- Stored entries
========

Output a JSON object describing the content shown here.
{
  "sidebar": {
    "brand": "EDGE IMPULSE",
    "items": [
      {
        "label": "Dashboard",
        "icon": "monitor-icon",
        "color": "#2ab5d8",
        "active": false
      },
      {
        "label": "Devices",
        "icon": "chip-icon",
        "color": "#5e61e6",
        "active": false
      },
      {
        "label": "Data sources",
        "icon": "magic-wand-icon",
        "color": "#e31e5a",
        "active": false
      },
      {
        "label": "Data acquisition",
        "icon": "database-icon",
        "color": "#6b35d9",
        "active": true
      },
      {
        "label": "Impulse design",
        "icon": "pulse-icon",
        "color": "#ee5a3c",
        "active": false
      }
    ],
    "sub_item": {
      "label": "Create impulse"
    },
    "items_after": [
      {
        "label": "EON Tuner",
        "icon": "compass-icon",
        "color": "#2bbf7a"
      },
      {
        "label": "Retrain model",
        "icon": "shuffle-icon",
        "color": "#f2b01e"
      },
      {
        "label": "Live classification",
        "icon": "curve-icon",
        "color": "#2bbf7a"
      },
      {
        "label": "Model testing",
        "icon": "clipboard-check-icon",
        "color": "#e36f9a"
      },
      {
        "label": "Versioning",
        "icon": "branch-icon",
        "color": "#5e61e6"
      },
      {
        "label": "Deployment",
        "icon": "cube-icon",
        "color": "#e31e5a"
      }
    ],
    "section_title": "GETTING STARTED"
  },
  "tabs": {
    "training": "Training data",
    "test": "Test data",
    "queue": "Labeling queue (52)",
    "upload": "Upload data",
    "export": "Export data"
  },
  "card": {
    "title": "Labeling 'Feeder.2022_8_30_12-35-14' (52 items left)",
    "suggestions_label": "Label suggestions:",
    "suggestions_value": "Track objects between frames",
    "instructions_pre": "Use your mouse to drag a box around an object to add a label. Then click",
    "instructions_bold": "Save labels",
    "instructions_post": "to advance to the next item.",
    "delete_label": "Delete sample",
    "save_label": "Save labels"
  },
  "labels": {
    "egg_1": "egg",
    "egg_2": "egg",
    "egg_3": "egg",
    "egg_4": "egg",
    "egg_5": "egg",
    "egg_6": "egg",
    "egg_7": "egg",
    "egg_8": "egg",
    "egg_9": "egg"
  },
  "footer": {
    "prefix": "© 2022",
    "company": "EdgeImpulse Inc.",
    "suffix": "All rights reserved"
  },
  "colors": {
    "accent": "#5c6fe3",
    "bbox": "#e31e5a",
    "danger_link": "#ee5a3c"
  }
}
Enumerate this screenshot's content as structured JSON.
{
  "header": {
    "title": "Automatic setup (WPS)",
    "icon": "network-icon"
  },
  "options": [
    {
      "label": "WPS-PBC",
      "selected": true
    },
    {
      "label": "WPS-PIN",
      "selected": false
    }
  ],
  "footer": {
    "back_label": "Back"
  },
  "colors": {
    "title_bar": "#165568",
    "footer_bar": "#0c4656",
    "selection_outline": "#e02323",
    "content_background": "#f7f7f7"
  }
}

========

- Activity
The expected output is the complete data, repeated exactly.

- Exercise answer
Output a JSON object describing the content shown here.
{
  "sidebar": {
    "brand": "EDGE IMPULSE",
    "items": [
      {
        "label": "Dashboard",
        "icon": "monitor-icon",
        "color": "#2ab5d8",
        "active": false
      },
      {
        "label": "Devices",
        "icon": "chip-icon",
        "color": "#5e61e6",
        "active": false
      },
      {
        "label": "Data sources",
        "icon": "magic-wand-icon",
        "color": "#e31e5a",
        "active": false
      },
      {
        "label": "Data acquisition",
        "icon": "database-icon",
        "color": "#6b35d9",
        "active": true
      },
      {
        "label": "Impulse design",
        "icon": "pulse-icon",
        "color": "#ee5a3c",
        "active": false
      }
    ],
    "sub_item": {
      "label": "Create impulse"
    },
    "items_after": [
      {
        "label": "EON Tuner",
        "icon": "compass-icon",
        "color": "#2bbf7a"
      },
      {
        "label": "Retrain model",
        "icon": "shuffle-icon",
        "color": "#f2b01e"
      },
      {
        "label": "Live classification",
        "icon": "curve-icon",
        "color": "#2bbf7a"
      },
      {
        "label": "Model testing",
        "icon": "clipboard-check-icon",
        "color": "#e36f9a"
      },
      {
        "label": "Versioning",
        "icon": "branch-icon",
        "color": "#5e61e6"
      },
      {
        "label": "Deployment",
        "icon": "cube-icon",
        "color": "#e31e5a"
      }
    ],
    "section_title": "GETTING STARTED"
  },
  "tabs": {
    "training": "Training data",
    "test": "Test data",
    "queue": "Labeling queue (52)",
    "upload": "Upload data",
    "export": "Export data"
  },
  "card": {
    "title": "Labeling 'Feeder.2022_8_30_12-35-14' (52 items left)",
    "suggestions_label": "Label suggestions:",
    "suggestions_value": "Track objects between frames",
    "instructions_pre": "Use your mouse to drag a box around an object to add a label. Then click",
    "instructions_bold": "Save labels",
    "instructions_post": "to advance to the next item.",
    "delete_label": "Delete sample",
    "save_label": "Save labels"
  },
  "labels": {
    "egg_1": "egg",
    "egg_2": "egg",
    "egg_3": "egg",
    "egg_4": "egg",
    "egg_5": "egg",
    "egg_6": "egg",
    "egg_7": "egg",
    "egg_8": "egg",
    "egg_9": "egg"
  },
  "footer": {
    "prefix": "© 2022",
    "company": "EdgeImpulse Inc.",
    "suffix": "All rights reserved"
  },
  "colors": {
    "accent": "#5c6fe3",
    "bbox": "#e31e5a",
    "danger_link": "#ee5a3c"
  }
}
Enumerate this screenshot's content as structured JSON.
{
  "header": {
    "title": "Automatic setup (WPS)",
    "icon": "network-icon"
  },
  "options": [
    {
      "label": "WPS-PBC",
      "selected": true
    },
    {
      "label": "WPS-PIN",
      "selected": false
    }
  ],
  "footer": {
    "back_label": "Back"
  },
  "colors": {
    "title_bar": "#165568",
    "footer_bar": "#0c4656",
    "selection_outline": "#e02323",
    "content_background": "#f7f7f7"
  }
}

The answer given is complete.